▸ Problem statement: Look through the records below and copy each line that includes the word "label".

▸ Records:
------------------------

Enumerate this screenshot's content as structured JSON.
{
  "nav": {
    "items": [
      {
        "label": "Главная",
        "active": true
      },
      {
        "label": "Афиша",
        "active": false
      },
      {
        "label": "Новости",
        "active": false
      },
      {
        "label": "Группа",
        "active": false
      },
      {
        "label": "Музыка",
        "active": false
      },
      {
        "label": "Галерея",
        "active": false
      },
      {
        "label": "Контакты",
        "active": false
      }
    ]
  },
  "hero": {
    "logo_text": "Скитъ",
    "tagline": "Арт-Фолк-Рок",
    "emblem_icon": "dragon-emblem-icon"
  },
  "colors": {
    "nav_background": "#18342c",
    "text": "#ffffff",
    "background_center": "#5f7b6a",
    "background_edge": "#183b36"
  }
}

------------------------

▸ Output for this task:
        "label": "Главная",
        "label": "Афиша",
        "label": "Новости",
        "label": "Группа",
        "label": "Музыка",
        "label": "Галерея",
        "label": "Контакты",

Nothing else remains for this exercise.